A professional gambler from New Jersey claims employees at Planet Hollywood Resort illegally detained him and stole nearly $5,000 in casino chips after they noticed him counting cards in June 2013.
The gambler, Ross Miller, filed a lawsuit against the Las Vegas resort in Clark County District Court on Monday, the same day he filed a case against the resort’s owner, Caesars Entertainment Corp., in New Jersey Superior Court.
In the New Jersey case, Miller also claims he was illegally detained at three Caesars properties in Atlantic City in 2013.
“The casinos in general have this negative stigma,” Miller said in a telephone interview Thursday. “They dislike professional advantage players.”
Miller, 28, said card counters and other advantage players are not cheaters, but casinos often treat them as such. Card counting is simply a “playing strategy,” he said.
Caesars spokesman Gary Thompson said the company does not comment on pending litigation.
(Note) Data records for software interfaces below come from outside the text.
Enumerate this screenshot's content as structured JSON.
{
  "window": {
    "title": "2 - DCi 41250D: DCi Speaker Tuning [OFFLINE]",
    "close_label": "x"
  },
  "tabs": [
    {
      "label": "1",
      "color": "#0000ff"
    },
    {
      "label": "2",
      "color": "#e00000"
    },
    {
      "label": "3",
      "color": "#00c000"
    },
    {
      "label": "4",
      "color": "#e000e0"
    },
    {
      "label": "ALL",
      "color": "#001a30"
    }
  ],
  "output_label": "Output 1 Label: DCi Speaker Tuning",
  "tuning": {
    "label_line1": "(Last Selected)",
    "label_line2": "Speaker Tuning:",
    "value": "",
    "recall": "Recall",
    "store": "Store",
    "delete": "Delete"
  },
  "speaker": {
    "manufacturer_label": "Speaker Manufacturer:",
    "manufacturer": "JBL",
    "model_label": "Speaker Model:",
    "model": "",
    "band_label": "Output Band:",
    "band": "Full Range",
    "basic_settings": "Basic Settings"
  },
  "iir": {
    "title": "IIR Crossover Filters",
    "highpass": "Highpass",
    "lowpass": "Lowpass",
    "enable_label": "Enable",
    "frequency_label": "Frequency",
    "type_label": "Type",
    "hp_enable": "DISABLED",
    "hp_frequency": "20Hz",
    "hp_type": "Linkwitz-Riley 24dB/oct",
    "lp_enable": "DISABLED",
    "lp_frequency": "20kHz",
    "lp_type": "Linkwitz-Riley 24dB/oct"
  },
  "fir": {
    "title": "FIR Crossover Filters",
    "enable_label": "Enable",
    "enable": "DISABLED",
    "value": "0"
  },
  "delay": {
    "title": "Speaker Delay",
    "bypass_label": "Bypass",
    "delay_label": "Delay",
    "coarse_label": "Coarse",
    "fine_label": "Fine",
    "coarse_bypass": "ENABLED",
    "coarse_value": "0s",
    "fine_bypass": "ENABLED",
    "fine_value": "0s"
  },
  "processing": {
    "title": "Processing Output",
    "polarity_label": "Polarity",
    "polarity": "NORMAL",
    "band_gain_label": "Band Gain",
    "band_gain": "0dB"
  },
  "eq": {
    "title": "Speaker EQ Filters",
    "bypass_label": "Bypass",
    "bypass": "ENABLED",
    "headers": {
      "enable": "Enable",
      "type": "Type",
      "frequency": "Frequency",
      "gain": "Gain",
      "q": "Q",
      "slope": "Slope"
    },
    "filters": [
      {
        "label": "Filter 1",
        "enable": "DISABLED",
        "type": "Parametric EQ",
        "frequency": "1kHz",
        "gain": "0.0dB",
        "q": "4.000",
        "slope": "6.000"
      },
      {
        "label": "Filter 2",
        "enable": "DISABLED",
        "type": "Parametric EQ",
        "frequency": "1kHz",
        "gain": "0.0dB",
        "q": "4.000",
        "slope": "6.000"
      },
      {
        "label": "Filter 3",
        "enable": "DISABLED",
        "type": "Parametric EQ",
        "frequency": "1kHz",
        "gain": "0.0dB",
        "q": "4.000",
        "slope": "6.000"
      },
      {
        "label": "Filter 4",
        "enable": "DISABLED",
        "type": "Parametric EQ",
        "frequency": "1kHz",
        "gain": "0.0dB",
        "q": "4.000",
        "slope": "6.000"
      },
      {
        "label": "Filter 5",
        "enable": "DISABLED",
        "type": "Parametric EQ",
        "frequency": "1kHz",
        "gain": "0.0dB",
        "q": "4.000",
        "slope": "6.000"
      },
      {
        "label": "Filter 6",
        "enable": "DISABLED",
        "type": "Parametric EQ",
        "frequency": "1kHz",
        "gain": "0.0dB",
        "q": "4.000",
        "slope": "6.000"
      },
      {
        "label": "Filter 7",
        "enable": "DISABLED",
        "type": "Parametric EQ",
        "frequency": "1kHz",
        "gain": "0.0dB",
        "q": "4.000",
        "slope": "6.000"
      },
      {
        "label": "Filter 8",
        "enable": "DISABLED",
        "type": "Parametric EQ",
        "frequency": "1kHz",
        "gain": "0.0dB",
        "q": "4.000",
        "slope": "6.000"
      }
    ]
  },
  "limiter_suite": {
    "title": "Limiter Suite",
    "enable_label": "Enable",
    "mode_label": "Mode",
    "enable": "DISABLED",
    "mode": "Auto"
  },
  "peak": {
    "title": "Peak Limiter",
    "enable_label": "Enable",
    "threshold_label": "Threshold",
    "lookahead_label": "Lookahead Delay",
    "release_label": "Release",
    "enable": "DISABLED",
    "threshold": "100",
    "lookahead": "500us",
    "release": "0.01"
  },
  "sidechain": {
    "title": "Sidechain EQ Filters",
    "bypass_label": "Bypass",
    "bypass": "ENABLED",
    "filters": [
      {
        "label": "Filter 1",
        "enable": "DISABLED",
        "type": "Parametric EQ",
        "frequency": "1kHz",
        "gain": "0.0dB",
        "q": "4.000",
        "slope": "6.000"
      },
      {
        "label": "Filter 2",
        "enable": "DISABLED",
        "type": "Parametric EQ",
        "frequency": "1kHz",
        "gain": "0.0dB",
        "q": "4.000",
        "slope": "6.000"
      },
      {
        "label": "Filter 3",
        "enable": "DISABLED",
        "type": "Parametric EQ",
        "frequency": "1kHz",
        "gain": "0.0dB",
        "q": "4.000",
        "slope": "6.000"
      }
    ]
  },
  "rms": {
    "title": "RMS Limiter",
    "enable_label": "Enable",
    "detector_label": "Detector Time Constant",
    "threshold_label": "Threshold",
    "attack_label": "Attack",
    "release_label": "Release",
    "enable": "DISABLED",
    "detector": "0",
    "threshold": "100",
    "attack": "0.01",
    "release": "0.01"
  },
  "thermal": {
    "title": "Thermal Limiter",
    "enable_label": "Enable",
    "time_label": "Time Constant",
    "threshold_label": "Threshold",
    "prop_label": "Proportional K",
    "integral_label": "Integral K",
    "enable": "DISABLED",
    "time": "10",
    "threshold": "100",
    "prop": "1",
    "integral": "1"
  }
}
Las Vegas attorney Robert Nersesian is representing Miller in the Nevada case, but the plaintiff is representing himself in the New Jersey case.
Miller first was detained on May 24, 2013, at Caesars Atlantic City, and he was acquitted of disorderly conduct a year later, the New Jersey complaint says. Miller believes that details of that incident, including his identity, were shared throughout the company.
The Nevada lawsuit indicates that Miller was card counting at blackjack on June 20, 2013, when he saw that he was being watched and decided to leave. He approached the Planet Hollywood casino cage to cash his $4,975 in chips.
According to the lawsuit, cage personnel took the chips and requested Miller’s identification. Miller refused.
When the personnel wouldn’t cash Miller’s chips, he tried to contact the Nevada Gaming Control board, but he lacked cell service at that location.
The lawsuit claims Planet Hollywood employees had a duty at that point to contact the board themselves. Instead, a security officer demanded Miller’s identification, and Miller again refused to provide it.
According to the lawsuit, the officer then told Miller to leave or face charges for trespassing. As Miller began to depart, he stopped to take a picture of his chips.
Miller then “was grabbed and handcuffed by Planet Hollywood personnel,” the lawsuit alleges.
Casino employees summoned Las Vegas police, who then initiated a criminal case against Miller, according to the lawsuit. The criminal case ended in Miller’s favor, the document states, but he has yet to get his money back.
The lawsuit’s claims include theft, false imprisonment, defamation, battery and malicious prosecution. Miller suffered cuts and bruises when he was detained, according to the document.
According to the New Jersey lawsuit, Miller also was assaulted and detained in July 2013 at Harrah’s Atlantic City and in November 2013 at the Showboat in Atlantic City. Both times, Miller was charged with disorderly conduct, but the charges later were withdrawn.
“In these particular cases, the stuff they did, it really hurt me,” Miller told the Las Vegas Review-Journal.
Miller, who lives in Howell, N.J., said he spent thousands of dollars defending himself against the criminal charges.
Contact reporter Carri Geer Thevenot at firstname.lastname@example.org or 702-384-8710. Find her on Twitter: @CarriGeer.